Task objective: Copy the records below exactly as they appear.

Dataset entries:
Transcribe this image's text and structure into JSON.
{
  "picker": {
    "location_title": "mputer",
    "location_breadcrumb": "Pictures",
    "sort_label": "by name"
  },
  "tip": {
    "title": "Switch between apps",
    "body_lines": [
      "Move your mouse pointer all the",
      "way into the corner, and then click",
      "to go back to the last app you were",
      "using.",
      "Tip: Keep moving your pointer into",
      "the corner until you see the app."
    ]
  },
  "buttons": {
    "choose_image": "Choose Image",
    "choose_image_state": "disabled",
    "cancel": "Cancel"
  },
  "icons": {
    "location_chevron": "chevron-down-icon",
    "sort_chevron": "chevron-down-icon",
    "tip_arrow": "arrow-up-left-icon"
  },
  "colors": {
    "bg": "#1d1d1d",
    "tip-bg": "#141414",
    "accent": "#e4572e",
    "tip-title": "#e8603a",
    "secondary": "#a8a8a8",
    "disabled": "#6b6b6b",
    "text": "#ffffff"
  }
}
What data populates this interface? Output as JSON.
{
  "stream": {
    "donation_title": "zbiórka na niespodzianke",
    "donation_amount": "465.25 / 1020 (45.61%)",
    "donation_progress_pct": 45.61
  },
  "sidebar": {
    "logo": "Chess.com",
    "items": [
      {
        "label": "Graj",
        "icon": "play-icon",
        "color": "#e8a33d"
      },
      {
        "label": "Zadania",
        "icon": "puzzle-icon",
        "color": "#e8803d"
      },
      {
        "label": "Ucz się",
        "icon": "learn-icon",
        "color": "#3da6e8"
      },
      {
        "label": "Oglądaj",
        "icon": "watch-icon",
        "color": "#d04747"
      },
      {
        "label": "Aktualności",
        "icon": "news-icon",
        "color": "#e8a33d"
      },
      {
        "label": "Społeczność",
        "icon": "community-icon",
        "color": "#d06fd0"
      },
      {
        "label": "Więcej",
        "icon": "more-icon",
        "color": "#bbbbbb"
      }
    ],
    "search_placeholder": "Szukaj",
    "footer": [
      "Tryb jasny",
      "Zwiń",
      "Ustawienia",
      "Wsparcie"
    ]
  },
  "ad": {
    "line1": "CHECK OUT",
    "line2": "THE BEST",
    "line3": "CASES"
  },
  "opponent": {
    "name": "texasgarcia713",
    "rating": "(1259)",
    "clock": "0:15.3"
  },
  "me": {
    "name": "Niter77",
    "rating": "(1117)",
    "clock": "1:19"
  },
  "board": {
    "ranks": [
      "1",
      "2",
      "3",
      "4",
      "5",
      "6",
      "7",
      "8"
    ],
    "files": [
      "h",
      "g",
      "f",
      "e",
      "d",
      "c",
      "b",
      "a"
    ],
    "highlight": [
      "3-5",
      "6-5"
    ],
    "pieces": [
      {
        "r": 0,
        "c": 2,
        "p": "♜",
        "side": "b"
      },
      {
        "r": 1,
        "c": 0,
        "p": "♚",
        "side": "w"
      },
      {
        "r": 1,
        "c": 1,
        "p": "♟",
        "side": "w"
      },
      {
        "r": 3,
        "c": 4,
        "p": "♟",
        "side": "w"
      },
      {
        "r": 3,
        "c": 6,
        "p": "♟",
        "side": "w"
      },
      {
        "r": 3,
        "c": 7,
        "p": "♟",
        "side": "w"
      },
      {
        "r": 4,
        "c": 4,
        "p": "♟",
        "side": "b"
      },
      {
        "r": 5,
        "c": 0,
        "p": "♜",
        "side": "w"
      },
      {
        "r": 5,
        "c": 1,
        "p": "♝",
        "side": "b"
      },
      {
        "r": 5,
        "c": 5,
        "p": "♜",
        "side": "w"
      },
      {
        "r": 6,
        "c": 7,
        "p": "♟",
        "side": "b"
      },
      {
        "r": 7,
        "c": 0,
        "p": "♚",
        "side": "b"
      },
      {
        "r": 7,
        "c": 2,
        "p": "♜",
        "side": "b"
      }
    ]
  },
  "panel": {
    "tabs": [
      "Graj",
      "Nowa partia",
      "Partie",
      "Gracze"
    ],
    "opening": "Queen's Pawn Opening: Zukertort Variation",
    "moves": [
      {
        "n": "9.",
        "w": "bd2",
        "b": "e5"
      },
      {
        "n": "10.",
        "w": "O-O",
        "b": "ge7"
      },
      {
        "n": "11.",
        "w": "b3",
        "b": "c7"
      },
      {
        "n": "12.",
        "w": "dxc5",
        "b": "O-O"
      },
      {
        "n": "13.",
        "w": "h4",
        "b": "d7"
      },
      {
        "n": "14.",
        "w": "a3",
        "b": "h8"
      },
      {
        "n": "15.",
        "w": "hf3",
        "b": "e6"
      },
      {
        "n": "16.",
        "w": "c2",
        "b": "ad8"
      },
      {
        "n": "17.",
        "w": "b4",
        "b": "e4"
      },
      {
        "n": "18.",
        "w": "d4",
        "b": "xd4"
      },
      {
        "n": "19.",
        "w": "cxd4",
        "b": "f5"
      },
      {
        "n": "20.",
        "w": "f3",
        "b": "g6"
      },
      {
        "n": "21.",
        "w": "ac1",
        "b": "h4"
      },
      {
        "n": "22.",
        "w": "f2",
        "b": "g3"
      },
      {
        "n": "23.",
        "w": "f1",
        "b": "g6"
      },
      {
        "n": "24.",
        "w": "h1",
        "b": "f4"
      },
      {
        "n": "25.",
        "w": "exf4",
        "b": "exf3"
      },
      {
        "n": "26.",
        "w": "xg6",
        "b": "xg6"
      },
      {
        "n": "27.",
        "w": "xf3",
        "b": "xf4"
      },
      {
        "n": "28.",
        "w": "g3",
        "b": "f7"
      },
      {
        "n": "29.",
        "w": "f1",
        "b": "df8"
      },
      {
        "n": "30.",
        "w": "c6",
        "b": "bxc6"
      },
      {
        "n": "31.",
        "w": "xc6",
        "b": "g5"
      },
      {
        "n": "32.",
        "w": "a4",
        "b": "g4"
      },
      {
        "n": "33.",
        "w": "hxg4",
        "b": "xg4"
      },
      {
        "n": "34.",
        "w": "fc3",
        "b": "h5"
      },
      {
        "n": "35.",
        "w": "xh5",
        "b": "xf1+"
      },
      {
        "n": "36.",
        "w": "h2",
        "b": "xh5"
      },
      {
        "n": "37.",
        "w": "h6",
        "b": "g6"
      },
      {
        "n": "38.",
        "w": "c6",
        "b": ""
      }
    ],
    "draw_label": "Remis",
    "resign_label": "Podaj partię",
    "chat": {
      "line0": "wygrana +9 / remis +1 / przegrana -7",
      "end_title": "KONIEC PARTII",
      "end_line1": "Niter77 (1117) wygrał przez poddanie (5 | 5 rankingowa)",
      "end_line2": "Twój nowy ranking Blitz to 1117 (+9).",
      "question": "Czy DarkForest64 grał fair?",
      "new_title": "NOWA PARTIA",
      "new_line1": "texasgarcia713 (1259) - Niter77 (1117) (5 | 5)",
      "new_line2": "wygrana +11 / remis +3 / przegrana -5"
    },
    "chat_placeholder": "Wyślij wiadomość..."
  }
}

Output of the task:
Transcribe this image's text and structure into JSON.
{
  "picker": {
    "location_title": "mputer",
    "location_breadcrumb": "Pictures",
    "sort_label": "by name"
  },
  "tip": {
    "title": "Switch between apps",
    "body_lines": [
      "Move your mouse pointer all the",
      "way into the corner, and then click",
      "to go back to the last app you were",
      "using.",
      "Tip: Keep moving your pointer into",
      "the corner until you see the app."
    ]
  },
  "buttons": {
    "choose_image": "Choose Image",
    "choose_image_state": "disabled",
    "cancel": "Cancel"
  },
  "icons": {
    "location_chevron": "chevron-down-icon",
    "sort_chevron": "chevron-down-icon",
    "tip_arrow": "arrow-up-left-icon"
  },
  "colors": {
    "bg": "#1d1d1d",
    "tip-bg": "#141414",
    "accent": "#e4572e",
    "tip-title": "#e8603a",
    "secondary": "#a8a8a8",
    "disabled": "#6b6b6b",
    "text": "#ffffff"
  }
}
What data populates this interface? Output as JSON.
{
  "stream": {
    "donation_title": "zbiórka na niespodzianke",
    "donation_amount": "465.25 / 1020 (45.61%)",
    "donation_progress_pct": 45.61
  },
  "sidebar": {
    "logo": "Chess.com",
    "items": [
      {
        "label": "Graj",
        "icon": "play-icon",
        "color": "#e8a33d"
      },
      {
        "label": "Zadania",
        "icon": "puzzle-icon",
        "color": "#e8803d"
      },
      {
        "label": "Ucz się",
        "icon": "learn-icon",
        "color": "#3da6e8"
      },
      {
        "label": "Oglądaj",
        "icon": "watch-icon",
        "color": "#d04747"
      },
      {
        "label": "Aktualności",
        "icon": "news-icon",
        "color": "#e8a33d"
      },
      {
        "label": "Społeczność",
        "icon": "community-icon",
        "color": "#d06fd0"
      },
      {
        "label": "Więcej",
        "icon": "more-icon",
        "color": "#bbbbbb"
      }
    ],
    "search_placeholder": "Szukaj",
    "footer": [
      "Tryb jasny",
      "Zwiń",
      "Ustawienia",
      "Wsparcie"
    ]
  },
  "ad": {
    "line1": "CHECK OUT",
    "line2": "THE BEST",
    "line3": "CASES"
  },
  "opponent": {
    "name": "texasgarcia713",
    "rating": "(1259)",
    "clock": "0:15.3"
  },
  "me": {
    "name": "Niter77",
    "rating": "(1117)",
    "clock": "1:19"
  },
  "board": {
    "ranks": [
      "1",
      "2",
      "3",
      "4",
      "5",
      "6",
      "7",
      "8"
    ],
    "files": [
      "h",
      "g",
      "f",
      "e",
      "d",
      "c",
      "b",
      "a"
    ],
    "highlight": [
      "3-5",
      "6-5"
    ],
    "pieces": [
      {
        "r": 0,
        "c": 2,
        "p": "♜",
        "side": "b"
      },
      {
        "r": 1,
        "c": 0,
        "p": "♚",
        "side": "w"
      },
      {
        "r": 1,
        "c": 1,
        "p": "♟",
        "side": "w"
      },
      {
        "r": 3,
        "c": 4,
        "p": "♟",
        "side": "w"
      },
      {
        "r": 3,
        "c": 6,
        "p": "♟",
        "side": "w"
      },
      {
        "r": 3,
        "c": 7,
        "p": "♟",
        "side": "w"
      },
      {
        "r": 4,
        "c": 4,
        "p": "♟",
        "side": "b"
      },
      {
        "r": 5,
        "c": 0,
        "p": "♜",
        "side": "w"
      },
      {
        "r": 5,
        "c": 1,
        "p": "♝",
        "side": "b"
      },
      {
        "r": 5,
        "c": 5,
        "p": "♜",
        "side": "w"
      },
      {
        "r": 6,
        "c": 7,
        "p": "♟",
        "side": "b"
      },
      {
        "r": 7,
        "c": 0,
        "p": "♚",
        "side": "b"
      },
      {
        "r": 7,
        "c": 2,
        "p": "♜",
        "side": "b"
      }
    ]
  },
  "panel": {
    "tabs": [
      "Graj",
      "Nowa partia",
      "Partie",
      "Gracze"
    ],
    "opening": "Queen's Pawn Opening: Zukertort Variation",
    "moves": [
      {
        "n": "9.",
        "w": "bd2",
        "b": "e5"
      },
      {
        "n": "10.",
        "w": "O-O",
        "b": "ge7"
      },
      {
        "n": "11.",
        "w": "b3",
        "b": "c7"
      },
      {
        "n": "12.",
        "w": "dxc5",
        "b": "O-O"
      },
      {
        "n": "13.",
        "w": "h4",
        "b": "d7"
      },
      {
        "n": "14.",
        "w": "a3",
        "b": "h8"
      },
      {
        "n": "15.",
        "w": "hf3",
        "b": "e6"
      },
      {
        "n": "16.",
        "w": "c2",
        "b": "ad8"
      },
      {
        "n": "17.",
        "w": "b4",
        "b": "e4"
      },
      {
        "n": "18.",
        "w": "d4",
        "b": "xd4"
      },
      {
        "n": "19.",
        "w": "cxd4",
        "b": "f5"
      },
      {
        "n": "20.",
        "w": "f3",
        "b": "g6"
      },
      {
        "n": "21.",
        "w": "ac1",
        "b": "h4"
      },
      {
        "n": "22.",
        "w": "f2",
        "b": "g3"
      },
      {
        "n": "23.",
        "w": "f1",
        "b": "g6"
      },
      {
        "n": "24.",
        "w": "h1",
        "b": "f4"
      },
      {
        "n": "25.",
        "w": "exf4",
        "b": "exf3"
      },
      {
        "n": "26.",
        "w": "xg6",
        "b": "xg6"
      },
      {
        "n": "27.",
        "w": "xf3",
        "b": "xf4"
      },
      {
        "n": "28.",
        "w": "g3",
        "b": "f7"
      },
      {
        "n": "29.",
        "w": "f1",
        "b": "df8"
      },
      {
        "n": "30.",
        "w": "c6",
        "b": "bxc6"
      },
      {
        "n": "31.",
        "w": "xc6",
        "b": "g5"
      },
      {
        "n": "32.",
        "w": "a4",
        "b": "g4"
      },
      {
        "n": "33.",
        "w": "hxg4",
        "b": "xg4"
      },
      {
        "n": "34.",
        "w": "fc3",
        "b": "h5"
      },
      {
        "n": "35.",
        "w": "xh5",
        "b": "xf1+"
      },
      {
        "n": "36.",
        "w": "h2",
        "b": "xh5"
      },
      {
        "n": "37.",
        "w": "h6",
        "b": "g6"
      },
      {
        "n": "38.",
        "w": "c6",
        "b": ""
      }
    ],
    "draw_label": "Remis",
    "resign_label": "Podaj partię",
    "chat": {
      "line0": "wygrana +9 / remis +1 / przegrana -7",
      "end_title": "KONIEC PARTII",
      "end_line1": "Niter77 (1117) wygrał przez poddanie (5 | 5 rankingowa)",
      "end_line2": "Twój nowy ranking Blitz to 1117 (+9).",
      "question": "Czy DarkForest64 grał fair?",
      "new_title": "NOWA PARTIA",
      "new_line1": "texasgarcia713 (1259) - Niter77 (1117) (5 | 5)",
      "new_line2": "wygrana +11 / remis +3 / przegrana -5"
    },
    "chat_placeholder": "Wyślij wiadomość..."
  }
}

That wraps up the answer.